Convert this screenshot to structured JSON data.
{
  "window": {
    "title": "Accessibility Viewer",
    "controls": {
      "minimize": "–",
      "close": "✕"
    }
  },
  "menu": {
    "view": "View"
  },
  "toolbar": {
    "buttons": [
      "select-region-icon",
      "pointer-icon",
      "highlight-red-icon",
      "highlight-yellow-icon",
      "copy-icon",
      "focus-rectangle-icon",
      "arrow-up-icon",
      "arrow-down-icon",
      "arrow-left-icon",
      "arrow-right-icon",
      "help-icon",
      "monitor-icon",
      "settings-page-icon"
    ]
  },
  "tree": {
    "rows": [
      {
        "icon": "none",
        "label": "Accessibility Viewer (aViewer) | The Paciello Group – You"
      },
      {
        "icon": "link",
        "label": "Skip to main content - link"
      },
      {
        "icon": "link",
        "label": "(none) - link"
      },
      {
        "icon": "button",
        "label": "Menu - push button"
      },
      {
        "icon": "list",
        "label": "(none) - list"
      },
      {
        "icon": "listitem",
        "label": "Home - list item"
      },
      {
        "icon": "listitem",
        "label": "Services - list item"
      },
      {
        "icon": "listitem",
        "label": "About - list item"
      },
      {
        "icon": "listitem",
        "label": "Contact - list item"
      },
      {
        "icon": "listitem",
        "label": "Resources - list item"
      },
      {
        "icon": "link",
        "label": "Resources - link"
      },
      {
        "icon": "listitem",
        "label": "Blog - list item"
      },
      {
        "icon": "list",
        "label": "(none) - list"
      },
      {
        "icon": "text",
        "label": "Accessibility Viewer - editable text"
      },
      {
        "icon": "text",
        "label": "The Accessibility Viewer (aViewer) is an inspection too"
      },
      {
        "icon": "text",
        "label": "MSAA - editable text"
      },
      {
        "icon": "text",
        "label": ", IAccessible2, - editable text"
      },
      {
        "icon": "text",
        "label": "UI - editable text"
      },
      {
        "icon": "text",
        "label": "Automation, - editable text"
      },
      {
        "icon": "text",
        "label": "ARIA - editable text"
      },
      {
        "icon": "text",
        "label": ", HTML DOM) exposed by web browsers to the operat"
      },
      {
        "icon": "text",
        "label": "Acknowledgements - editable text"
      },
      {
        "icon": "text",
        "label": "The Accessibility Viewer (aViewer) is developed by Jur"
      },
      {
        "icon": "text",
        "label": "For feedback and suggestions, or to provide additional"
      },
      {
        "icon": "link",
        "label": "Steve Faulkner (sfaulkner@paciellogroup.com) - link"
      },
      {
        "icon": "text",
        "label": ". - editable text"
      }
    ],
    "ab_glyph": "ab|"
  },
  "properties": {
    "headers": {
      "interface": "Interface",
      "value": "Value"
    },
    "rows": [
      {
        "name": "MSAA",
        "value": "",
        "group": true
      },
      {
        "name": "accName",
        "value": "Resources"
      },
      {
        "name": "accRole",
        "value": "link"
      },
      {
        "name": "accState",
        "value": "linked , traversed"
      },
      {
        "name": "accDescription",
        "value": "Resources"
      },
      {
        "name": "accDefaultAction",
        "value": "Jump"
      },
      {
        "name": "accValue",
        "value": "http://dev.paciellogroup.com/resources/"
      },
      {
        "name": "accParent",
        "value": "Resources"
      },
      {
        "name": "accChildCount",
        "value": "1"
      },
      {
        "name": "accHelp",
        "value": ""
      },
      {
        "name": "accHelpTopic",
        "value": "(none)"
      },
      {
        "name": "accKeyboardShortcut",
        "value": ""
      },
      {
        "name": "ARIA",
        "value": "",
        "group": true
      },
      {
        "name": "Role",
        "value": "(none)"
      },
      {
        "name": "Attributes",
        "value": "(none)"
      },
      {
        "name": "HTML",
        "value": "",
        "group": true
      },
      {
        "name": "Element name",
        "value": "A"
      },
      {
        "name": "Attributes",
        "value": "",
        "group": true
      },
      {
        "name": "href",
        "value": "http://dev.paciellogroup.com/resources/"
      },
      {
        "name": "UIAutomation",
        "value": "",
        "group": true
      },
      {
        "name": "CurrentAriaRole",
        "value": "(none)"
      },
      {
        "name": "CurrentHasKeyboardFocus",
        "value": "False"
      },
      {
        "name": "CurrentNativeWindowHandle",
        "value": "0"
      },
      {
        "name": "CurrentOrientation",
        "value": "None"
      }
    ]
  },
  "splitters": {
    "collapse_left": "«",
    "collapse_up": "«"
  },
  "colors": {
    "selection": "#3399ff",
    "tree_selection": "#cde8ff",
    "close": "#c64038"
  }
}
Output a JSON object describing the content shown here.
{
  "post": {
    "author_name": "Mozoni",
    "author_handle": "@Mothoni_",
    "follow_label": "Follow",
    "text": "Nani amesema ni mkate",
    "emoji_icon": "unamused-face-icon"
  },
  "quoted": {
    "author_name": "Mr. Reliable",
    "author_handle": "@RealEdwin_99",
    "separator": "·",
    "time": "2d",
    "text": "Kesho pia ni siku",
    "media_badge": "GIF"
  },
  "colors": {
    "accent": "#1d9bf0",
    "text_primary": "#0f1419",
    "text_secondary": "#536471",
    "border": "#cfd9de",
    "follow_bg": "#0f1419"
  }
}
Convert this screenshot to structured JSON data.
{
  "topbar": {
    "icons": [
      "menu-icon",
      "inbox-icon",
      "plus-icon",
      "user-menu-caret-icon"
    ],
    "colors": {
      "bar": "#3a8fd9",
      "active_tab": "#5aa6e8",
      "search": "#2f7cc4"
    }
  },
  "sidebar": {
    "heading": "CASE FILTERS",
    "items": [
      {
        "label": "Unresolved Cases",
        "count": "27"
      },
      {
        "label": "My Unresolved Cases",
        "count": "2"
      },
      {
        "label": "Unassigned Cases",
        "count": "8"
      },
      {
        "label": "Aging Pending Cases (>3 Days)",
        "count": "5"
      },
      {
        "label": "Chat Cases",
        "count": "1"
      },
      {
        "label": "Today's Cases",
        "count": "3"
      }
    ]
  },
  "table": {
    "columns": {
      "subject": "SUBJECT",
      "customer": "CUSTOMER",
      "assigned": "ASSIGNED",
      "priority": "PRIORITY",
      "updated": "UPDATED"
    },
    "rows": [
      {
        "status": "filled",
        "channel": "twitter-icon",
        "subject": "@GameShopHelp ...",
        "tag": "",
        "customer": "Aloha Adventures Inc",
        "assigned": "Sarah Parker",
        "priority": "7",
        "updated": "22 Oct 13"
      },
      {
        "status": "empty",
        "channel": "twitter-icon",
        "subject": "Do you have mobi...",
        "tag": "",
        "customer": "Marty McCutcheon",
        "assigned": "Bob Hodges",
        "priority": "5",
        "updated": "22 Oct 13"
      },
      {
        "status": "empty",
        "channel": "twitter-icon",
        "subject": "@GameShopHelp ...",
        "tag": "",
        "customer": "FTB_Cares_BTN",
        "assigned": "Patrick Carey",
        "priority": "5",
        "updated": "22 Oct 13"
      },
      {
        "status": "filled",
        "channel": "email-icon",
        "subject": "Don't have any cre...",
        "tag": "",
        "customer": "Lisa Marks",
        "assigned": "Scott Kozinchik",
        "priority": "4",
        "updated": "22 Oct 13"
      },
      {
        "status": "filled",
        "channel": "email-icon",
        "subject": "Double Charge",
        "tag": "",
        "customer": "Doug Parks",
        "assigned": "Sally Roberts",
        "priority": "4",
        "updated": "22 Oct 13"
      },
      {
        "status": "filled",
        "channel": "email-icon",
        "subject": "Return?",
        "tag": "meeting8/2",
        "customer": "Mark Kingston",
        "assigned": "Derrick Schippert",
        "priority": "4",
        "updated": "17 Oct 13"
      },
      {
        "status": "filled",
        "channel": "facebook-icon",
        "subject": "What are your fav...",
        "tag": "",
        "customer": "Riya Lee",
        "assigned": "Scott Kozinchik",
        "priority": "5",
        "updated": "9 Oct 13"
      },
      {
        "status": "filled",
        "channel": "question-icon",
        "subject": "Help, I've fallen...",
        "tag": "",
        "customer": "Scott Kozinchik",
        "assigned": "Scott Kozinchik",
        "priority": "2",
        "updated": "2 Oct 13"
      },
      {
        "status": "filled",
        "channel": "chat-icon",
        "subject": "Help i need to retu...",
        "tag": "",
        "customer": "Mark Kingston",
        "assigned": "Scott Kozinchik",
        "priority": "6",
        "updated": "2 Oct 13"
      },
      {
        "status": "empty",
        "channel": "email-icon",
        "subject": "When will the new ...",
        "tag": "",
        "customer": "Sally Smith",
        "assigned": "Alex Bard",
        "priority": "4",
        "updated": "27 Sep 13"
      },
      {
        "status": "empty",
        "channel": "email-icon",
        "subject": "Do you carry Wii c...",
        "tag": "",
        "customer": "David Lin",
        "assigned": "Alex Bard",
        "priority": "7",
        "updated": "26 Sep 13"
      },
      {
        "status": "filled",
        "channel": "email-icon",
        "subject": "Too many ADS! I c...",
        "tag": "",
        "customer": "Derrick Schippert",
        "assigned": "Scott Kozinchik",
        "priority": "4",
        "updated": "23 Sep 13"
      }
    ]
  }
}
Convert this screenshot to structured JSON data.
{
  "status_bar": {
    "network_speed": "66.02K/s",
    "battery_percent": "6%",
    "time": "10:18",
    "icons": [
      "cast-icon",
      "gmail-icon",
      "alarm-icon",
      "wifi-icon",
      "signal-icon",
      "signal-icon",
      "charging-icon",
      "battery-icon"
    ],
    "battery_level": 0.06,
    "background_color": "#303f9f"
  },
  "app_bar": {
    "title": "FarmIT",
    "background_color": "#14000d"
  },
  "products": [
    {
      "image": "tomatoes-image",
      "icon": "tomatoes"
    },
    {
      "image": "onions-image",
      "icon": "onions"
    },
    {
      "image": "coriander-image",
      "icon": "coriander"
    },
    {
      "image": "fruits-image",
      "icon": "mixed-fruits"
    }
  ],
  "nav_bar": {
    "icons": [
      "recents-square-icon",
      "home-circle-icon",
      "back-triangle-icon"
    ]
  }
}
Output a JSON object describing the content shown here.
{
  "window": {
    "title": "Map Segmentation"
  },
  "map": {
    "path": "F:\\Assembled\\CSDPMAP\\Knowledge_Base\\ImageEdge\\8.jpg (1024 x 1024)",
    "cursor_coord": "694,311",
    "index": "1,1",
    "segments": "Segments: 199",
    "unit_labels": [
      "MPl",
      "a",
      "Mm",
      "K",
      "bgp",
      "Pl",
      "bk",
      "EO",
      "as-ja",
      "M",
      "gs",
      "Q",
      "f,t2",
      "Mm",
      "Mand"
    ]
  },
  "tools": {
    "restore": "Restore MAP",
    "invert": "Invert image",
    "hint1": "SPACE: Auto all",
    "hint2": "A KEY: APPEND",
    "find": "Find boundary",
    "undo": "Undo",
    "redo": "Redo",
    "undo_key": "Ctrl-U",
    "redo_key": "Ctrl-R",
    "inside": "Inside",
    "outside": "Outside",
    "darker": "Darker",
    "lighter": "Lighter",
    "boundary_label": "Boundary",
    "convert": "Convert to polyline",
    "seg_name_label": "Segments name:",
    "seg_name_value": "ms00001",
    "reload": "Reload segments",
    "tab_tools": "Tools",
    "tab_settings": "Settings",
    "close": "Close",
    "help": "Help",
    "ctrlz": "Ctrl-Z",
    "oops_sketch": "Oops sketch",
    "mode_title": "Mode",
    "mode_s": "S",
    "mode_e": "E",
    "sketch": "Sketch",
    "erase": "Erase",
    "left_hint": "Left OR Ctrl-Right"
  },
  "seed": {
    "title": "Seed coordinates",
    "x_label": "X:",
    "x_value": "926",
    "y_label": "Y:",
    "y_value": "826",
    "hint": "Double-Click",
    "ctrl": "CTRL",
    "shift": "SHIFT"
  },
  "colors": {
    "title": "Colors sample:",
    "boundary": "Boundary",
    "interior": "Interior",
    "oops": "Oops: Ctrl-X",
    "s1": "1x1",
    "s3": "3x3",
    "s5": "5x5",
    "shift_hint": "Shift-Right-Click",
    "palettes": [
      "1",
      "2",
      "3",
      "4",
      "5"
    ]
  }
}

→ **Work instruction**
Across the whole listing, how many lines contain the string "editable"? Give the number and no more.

→ **Task solution**
8